That is the implication of a new study which shows for the first time that there is a broad range of differences in people's visual ability and that these...

Im Focus: Novel Nano-CT device creates high-resolution 3D-X-rays of tiny velvet worm legs

Computer Tomography (CT) is a standard procedure in hospitals, but so far, the technology has not been suitable for imaging extremely small objects. In PNAS, a team from the Technical University of Munich (TUM) describes a Nano-CT device that creates three-dimensional x-ray images at resolutions up to 100 nanometers. The first test application: Together with colleagues from the University of Kassel and Helmholtz-Zentrum Geesthacht the researchers analyzed the locomotory system of a velvet worm.

During a CT analysis, the object under investigation is x-rayed and a detector measures the respective amount of radiation absorbed from various angles....

Im Focus: Researchers Develop Data Bus for Quantum Computer

The quantum world is fragile; error correction codes are needed to protect the information stored in a quantum object from the deteriorating effects of noise. Quantum physicists in Innsbruck have developed a protocol to pass quantum information between differently encoded building blocks of a future quantum computer, such as processors and memories. Scientists may use this protocol in the future to build a data bus for quantum computers. The researchers have published their work in the journal Nature Communications.

Future quantum computers will be able to solve problems where conventional computers fail today. We are still far away from any large-scale implementation,...

Im Focus: Wrinkles give heat a jolt in pillared graphene

Rice University researchers test 3-D carbon nanostructures' thermal transport abilities
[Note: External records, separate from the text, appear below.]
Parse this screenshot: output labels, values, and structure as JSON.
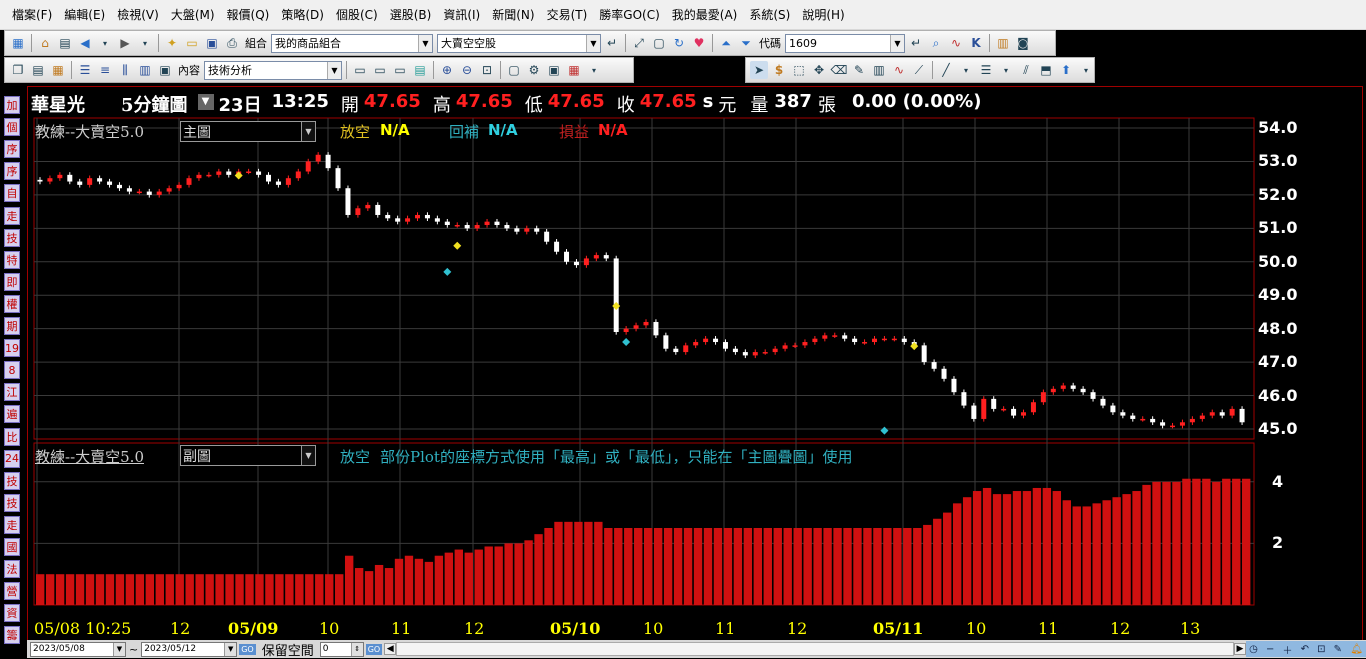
{
  "menu": [
    "檔案(F)",
    "編輯(E)",
    "檢視(V)",
    "大盤(M)",
    "報價(Q)",
    "策略(D)",
    "個股(C)",
    "選股(B)",
    "資訊(I)",
    "新聞(N)",
    "交易(T)",
    "勝率GO(C)",
    "我的最愛(A)",
    "系統(S)",
    "說明(H)"
  ],
  "toolbar1": {
    "portfolio_label": "組合",
    "portfolio_value": "我的商品組合",
    "strategy_value": "大賣空空股",
    "code_label": "代碼",
    "code_value": "1609"
  },
  "toolbar2": {
    "content_label": "內容",
    "content_value": "技術分析"
  },
  "sidebar": [
    "加",
    "個",
    "序",
    "序",
    "自",
    "走",
    "技",
    "特",
    "即",
    "權",
    "期",
    "19",
    "8",
    "江",
    "遍",
    "比",
    "24",
    "技",
    "技",
    "走",
    "國",
    "法",
    "營",
    "資",
    "籌"
  ],
  "quote": {
    "name": "華星光",
    "period": "5分鐘圖",
    "day": "23日",
    "time": "13:25",
    "open_label": "開",
    "open": "47.65",
    "high_label": "高",
    "high": "47.65",
    "low_label": "低",
    "low": "47.65",
    "close_label": "收",
    "close": "47.65",
    "close_flag": "s",
    "currency": "元",
    "volume_label": "量",
    "volume": "387",
    "volume_unit": "張",
    "change": "0.00 (0.00%)"
  },
  "main_panel": {
    "indicator": "教練--大賣空5.0",
    "chart_select": "主圖",
    "short_label": "放空",
    "short_value": "N/A",
    "cover_label": "回補",
    "cover_value": "N/A",
    "pnl_label": "損益",
    "pnl_value": "N/A"
  },
  "sub_panel": {
    "indicator": "教練--大賣空5.0",
    "chart_select": "副圖",
    "short_label": "放空",
    "message": "部份Plot的座標方式使用「最高」或「最低」，只能在「主圖疊圖」使用"
  },
  "bottom": {
    "start_date": "2023/05/08",
    "tilde": "~",
    "end_date": "2023/05/12",
    "keep_space_label": "保留空間",
    "keep_space_value": "0"
  },
  "colors": {
    "up": "#ff2020",
    "down": "#ffffff",
    "grid": "#3a3a3a",
    "axis": "#a00000",
    "histogram": "#d01010",
    "short_signal": "#f0e020",
    "cover_signal": "#30c0d0"
  },
  "chart_data": [
    {
      "type": "candlestick",
      "title": "",
      "ylim": [
        44.7,
        54.3
      ],
      "y_ticks": [
        "54.0",
        "53.0",
        "52.0",
        "51.0",
        "50.0",
        "49.0",
        "48.0",
        "47.0",
        "46.0",
        "45.0"
      ],
      "x_ticks": [
        {
          "label": "05/08 10:25",
          "bold": false
        },
        {
          "label": "12",
          "bold": false
        },
        {
          "label": "05/09",
          "bold": true
        },
        {
          "label": "10",
          "bold": false
        },
        {
          "label": "11",
          "bold": false
        },
        {
          "label": "12",
          "bold": false
        },
        {
          "label": "05/10",
          "bold": true
        },
        {
          "label": "10",
          "bold": false
        },
        {
          "label": "11",
          "bold": false
        },
        {
          "label": "12",
          "bold": false
        },
        {
          "label": "05/11",
          "bold": true
        },
        {
          "label": "10",
          "bold": false
        },
        {
          "label": "11",
          "bold": false
        },
        {
          "label": "12",
          "bold": false
        },
        {
          "label": "13",
          "bold": false
        }
      ],
      "close": [
        52.4,
        52.5,
        52.6,
        52.4,
        52.3,
        52.5,
        52.4,
        52.3,
        52.2,
        52.1,
        52.1,
        52.0,
        52.1,
        52.2,
        52.3,
        52.5,
        52.6,
        52.6,
        52.7,
        52.6,
        52.7,
        52.7,
        52.6,
        52.4,
        52.3,
        52.5,
        52.7,
        53.0,
        53.2,
        52.8,
        52.2,
        51.4,
        51.6,
        51.7,
        51.4,
        51.3,
        51.2,
        51.3,
        51.4,
        51.3,
        51.2,
        51.1,
        51.1,
        51.0,
        51.1,
        51.2,
        51.1,
        51.0,
        50.9,
        51.0,
        50.9,
        50.6,
        50.3,
        50.0,
        49.9,
        50.1,
        50.2,
        50.1,
        47.9,
        48.0,
        48.1,
        48.2,
        47.8,
        47.4,
        47.3,
        47.5,
        47.6,
        47.7,
        47.6,
        47.4,
        47.3,
        47.2,
        47.3,
        47.3,
        47.4,
        47.5,
        47.5,
        47.6,
        47.7,
        47.8,
        47.8,
        47.7,
        47.6,
        47.6,
        47.7,
        47.7,
        47.7,
        47.6,
        47.5,
        47.0,
        46.8,
        46.5,
        46.1,
        45.7,
        45.3,
        45.9,
        45.6,
        45.6,
        45.4,
        45.5,
        45.8,
        46.1,
        46.2,
        46.3,
        46.2,
        46.1,
        45.9,
        45.7,
        45.5,
        45.4,
        45.3,
        45.3,
        45.2,
        45.1,
        45.1,
        45.2,
        45.3,
        45.4,
        45.5,
        45.4,
        45.6,
        45.2
      ],
      "short_signals": [
        [
          20,
          52.4
        ],
        [
          42,
          50.3
        ],
        [
          58,
          48.5
        ],
        [
          88,
          47.3
        ]
      ],
      "cover_signals": [
        [
          41,
          49.7
        ],
        [
          59,
          47.6
        ],
        [
          85,
          44.95
        ]
      ]
    },
    {
      "type": "bar",
      "title": "",
      "ylim": [
        0,
        5
      ],
      "y_ticks": [
        "4",
        "2"
      ],
      "values": [
        1,
        1,
        1,
        1,
        1,
        1,
        1,
        1,
        1,
        1,
        1,
        1,
        1,
        1,
        1,
        1,
        1,
        1,
        1,
        1,
        1,
        1,
        1,
        1,
        1,
        1,
        1,
        1,
        1,
        1,
        1,
        1.6,
        1.2,
        1.1,
        1.3,
        1.2,
        1.5,
        1.6,
        1.5,
        1.4,
        1.6,
        1.7,
        1.8,
        1.7,
        1.8,
        1.9,
        1.9,
        2,
        2,
        2.1,
        2.3,
        2.5,
        2.7,
        2.7,
        2.7,
        2.7,
        2.7,
        2.5,
        2.5,
        2.5,
        2.5,
        2.5,
        2.5,
        2.5,
        2.5,
        2.5,
        2.5,
        2.5,
        2.5,
        2.5,
        2.5,
        2.5,
        2.5,
        2.5,
        2.5,
        2.5,
        2.5,
        2.5,
        2.5,
        2.5,
        2.5,
        2.5,
        2.5,
        2.5,
        2.5,
        2.5,
        2.5,
        2.5,
        2.5,
        2.6,
        2.8,
        3.0,
        3.3,
        3.5,
        3.7,
        3.8,
        3.6,
        3.6,
        3.7,
        3.7,
        3.8,
        3.8,
        3.7,
        3.4,
        3.2,
        3.2,
        3.3,
        3.4,
        3.5,
        3.6,
        3.7,
        3.9,
        4.0,
        4.0,
        4.0,
        4.1,
        4.1,
        4.1,
        4.0,
        4.1,
        4.1,
        4.1
      ]
    }
  ]
}
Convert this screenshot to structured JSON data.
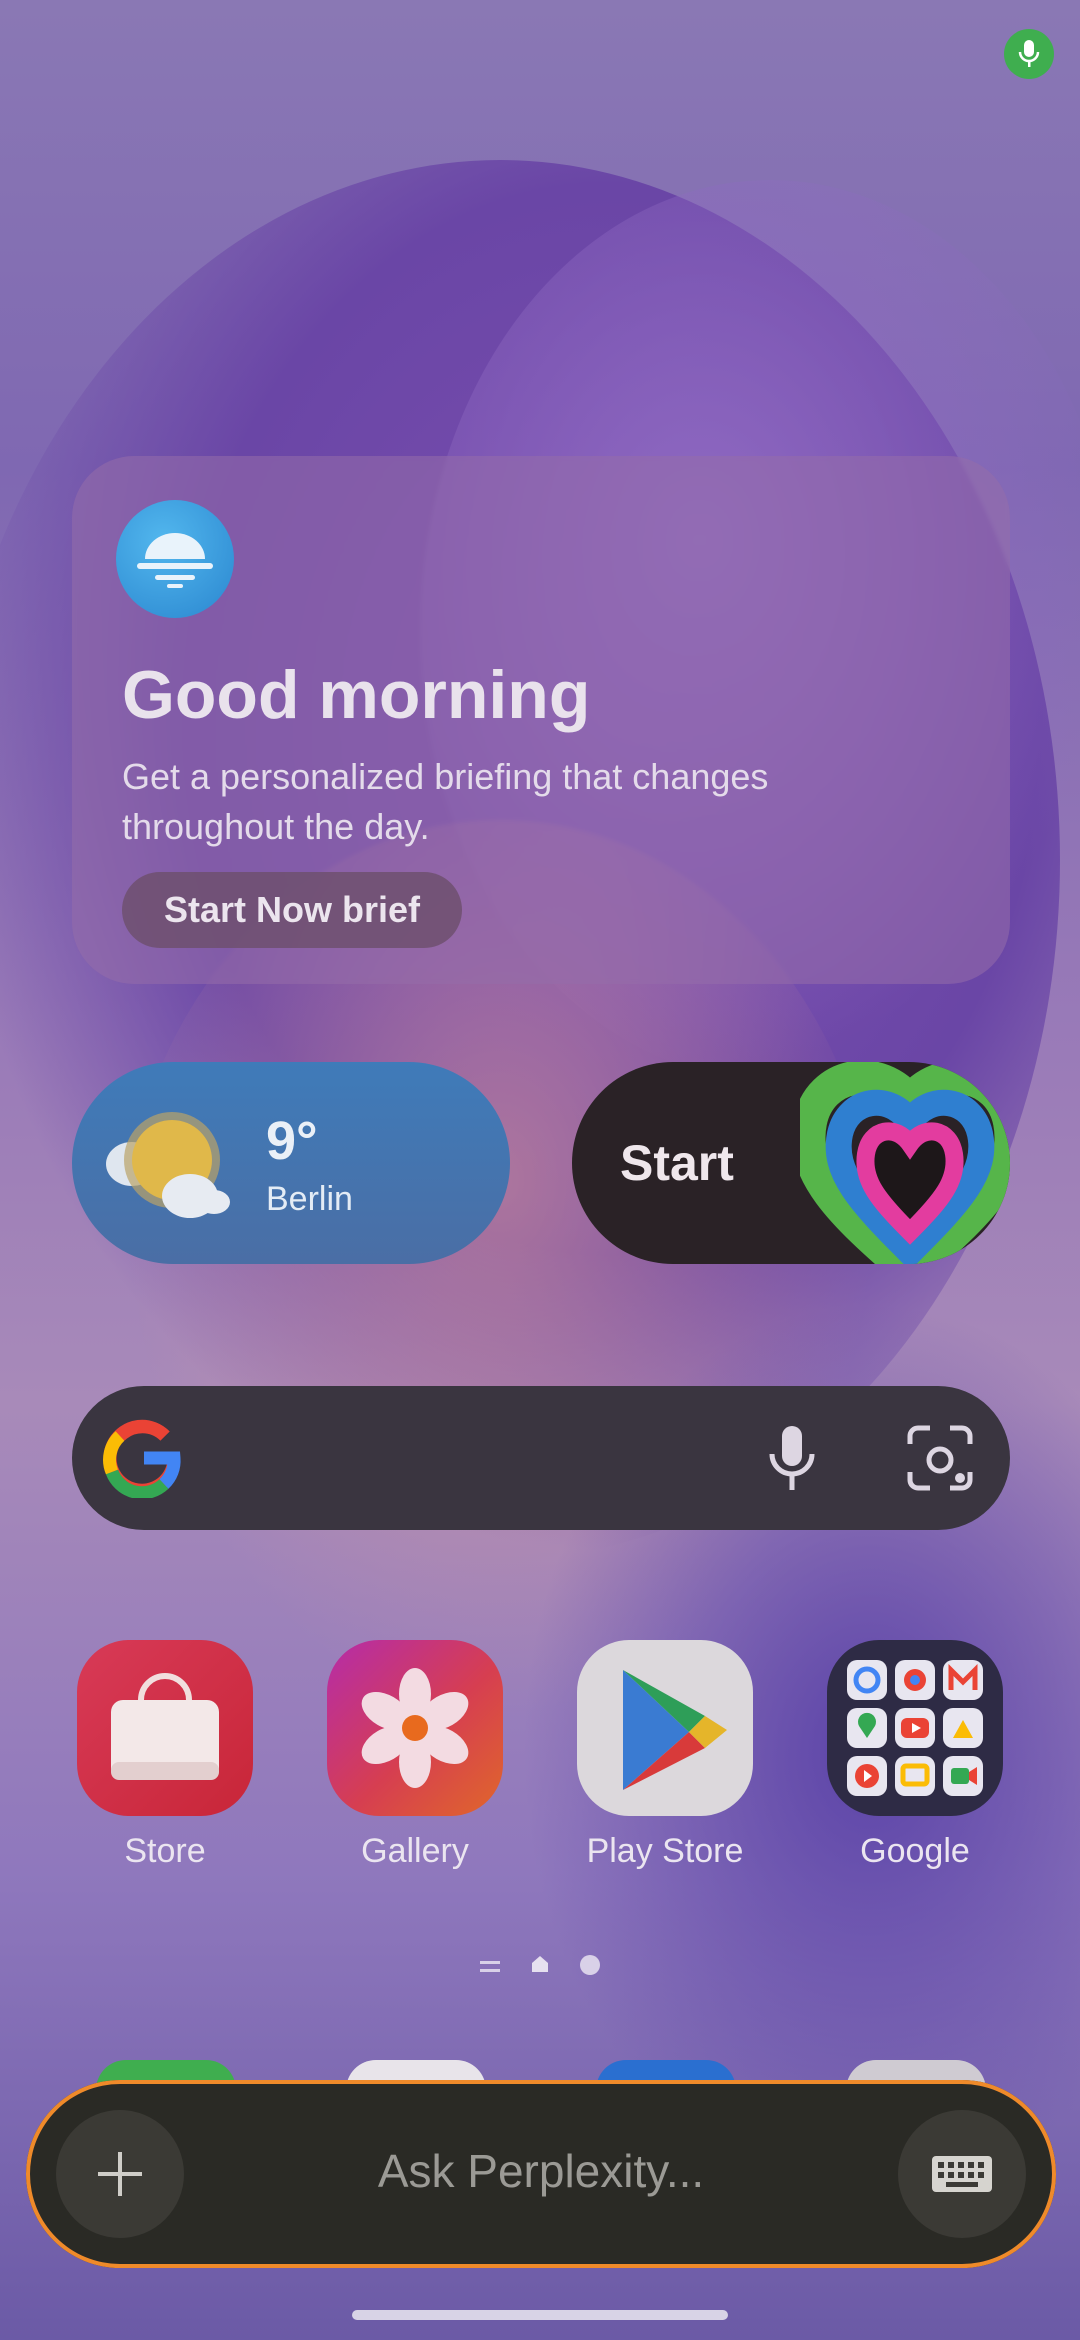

Pillared graphene would transfer heat better if the theoretical material had a few asymmetric junctions that caused wrinkles, according to Rice University...

All Focus news of the innovation-report >>>

Anzeige

Anzeige

Event News

Ecology Across Borders: International conference brings together 1,500 ecologists

15.11.2017 | Event News

Road into laboratory: Users discuss biaxial fatigue-testing for car and truck wheel

15.11.2017 | Event News

#Berlin5GWeek: The right network for Industry 4.0

30.10.2017 | Event News

 
Latest News

NASA detects solar flare pulses at Sun and Earth

17.11.2017 | Physics and Astronomy

NIST scientists discover how to switch liver cancer cell growth from 2-D to 3-D structures

17.11.2017 | Health and Medicine

The importance of biodiversity in forests could increase due to climate change

17.11.2017 | Studies and Analyses

VideoLinks
B2B-VideoLinks
More VideoLinks >>>